Genea also has exclusive use in Australia to the Geri® incubator which is where your embryos are stored and mimics the natural environment of a woman’s body. It has individual chambers for each patient plus your own time lapse camera. This means the scientists can continuously monitor your embryo’s development remotely instead of opening the incubator to take them in and out for checks all the time.
This intersection of science and technology offers both couples and individuals hope for starting a family, and the freedom to choose when to begin their journey into parenthood.
What are some of the biggest scientific and technological advancements in assisted fertility in recent years?

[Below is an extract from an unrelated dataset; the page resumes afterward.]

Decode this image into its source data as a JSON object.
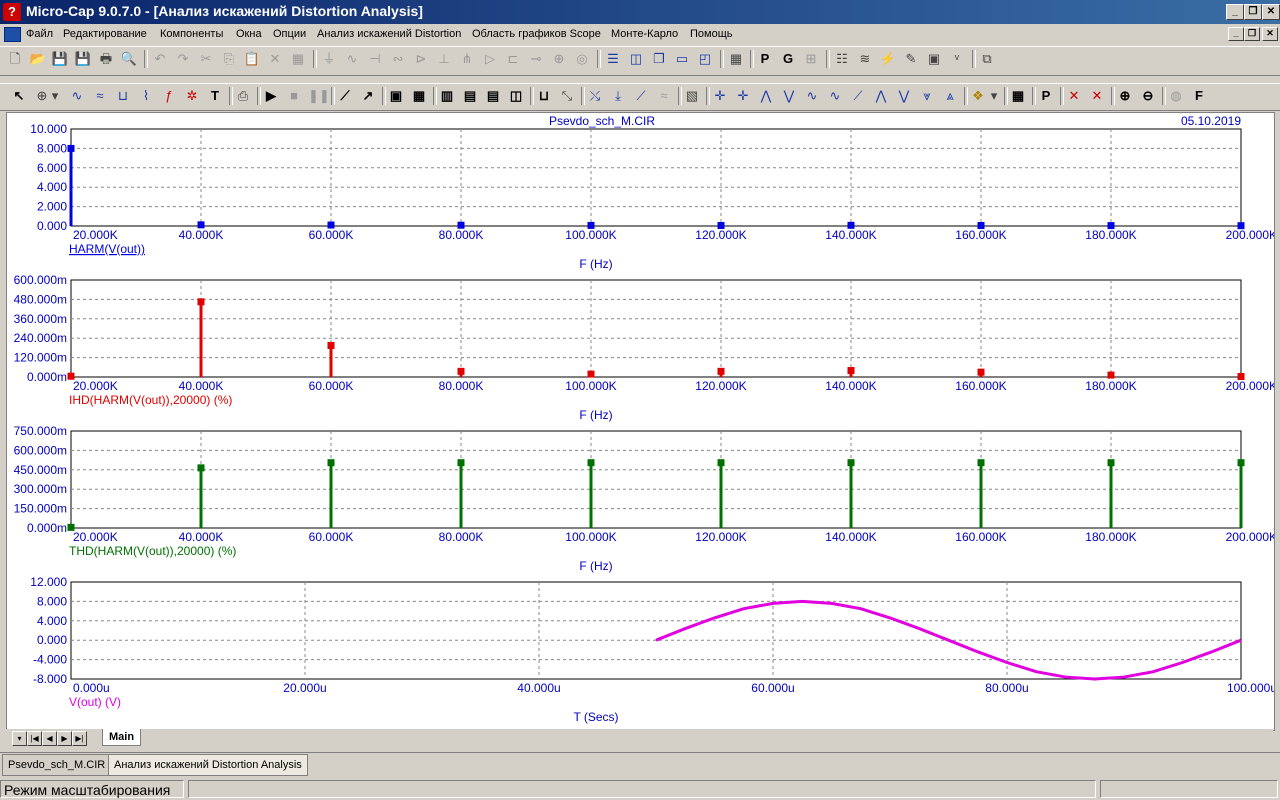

Genetic screening and testing have made significant advances in recent years. Children affected with rare genetic conditions can now access detailed genomic testing which can identify the specific genetic cause and allow a couple to have testing options for future pregnancies. Reproductive carrier screening looks to see if a healthy reproductive couple has an increased chance of having a child with serious inherited genetic conditions.
Preimplantation genetic testing in assisted reproductive technology has made strides in recent years. For couples identified to have a higher chance of having a child affected with a genetic condition either identified through reproductive carrier screening or a previous affected child or personal or family history, embryos can be tested for most single gene conditions such as cystic fibrosis, spinal muscular atrophy, and Fragile X syndrome. Embryos can also be routinely tested for chromosomal conditions like Down Syndrome or Edward Syndrome.

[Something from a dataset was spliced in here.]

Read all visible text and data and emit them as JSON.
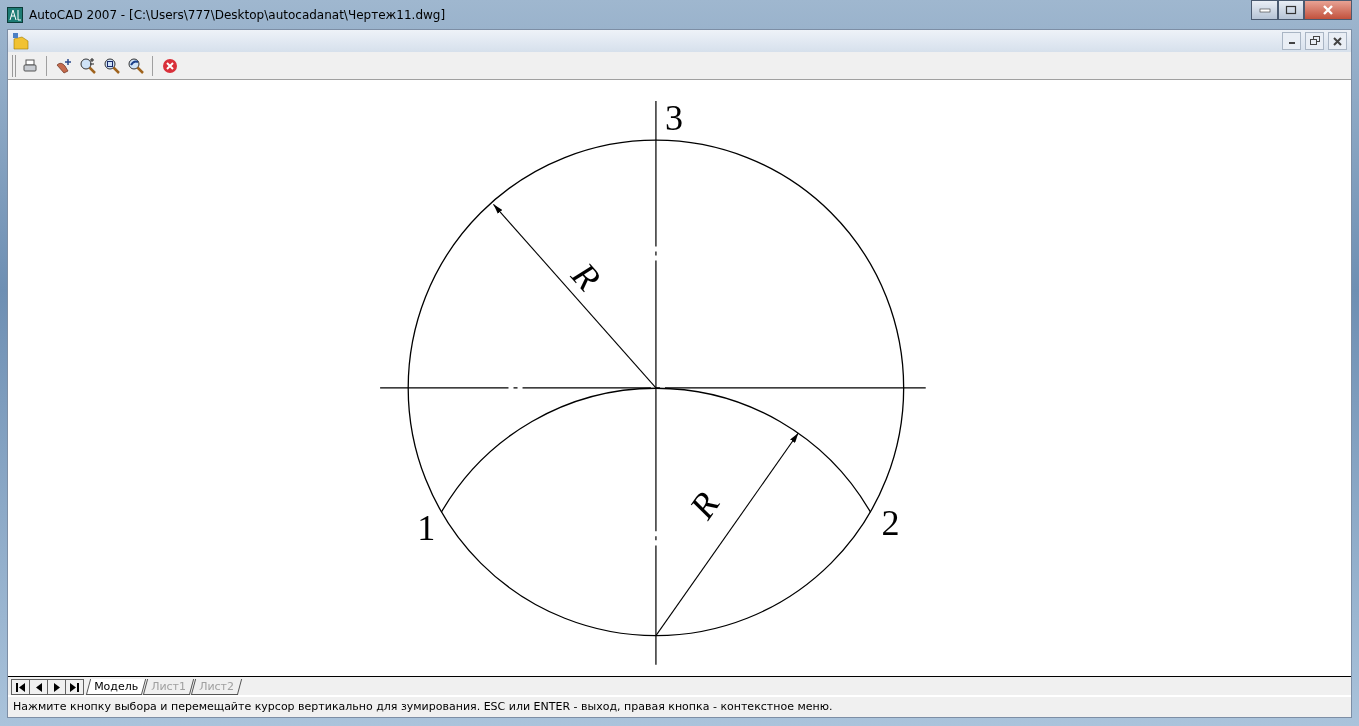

What’s one thing you wish every woman knew about fertility?
Fertility is time-sensitive for every woman. As age increases, fertility declines, and the chances of conception decrease significantly, especially after 35. Despite technological advances like IVF, age needs to be top of mind when planning a family. Even if you are not quite at the stage to start planning for your family, it’s always worth understanding and assessing your options regarding fertility.
When it comes to your fertility, just remember that your experience is unique and completely your own. So if you’re struggling, then feel free to lean on any and all of the resources available to you. But also feel comfortable and safe, knowing that there are experts (like Dr Michelle and the team at Genea!) that are ready to help you if and when you need it.
Your experience and results may vary. Always consult your medical professional for advice on what’s best for you.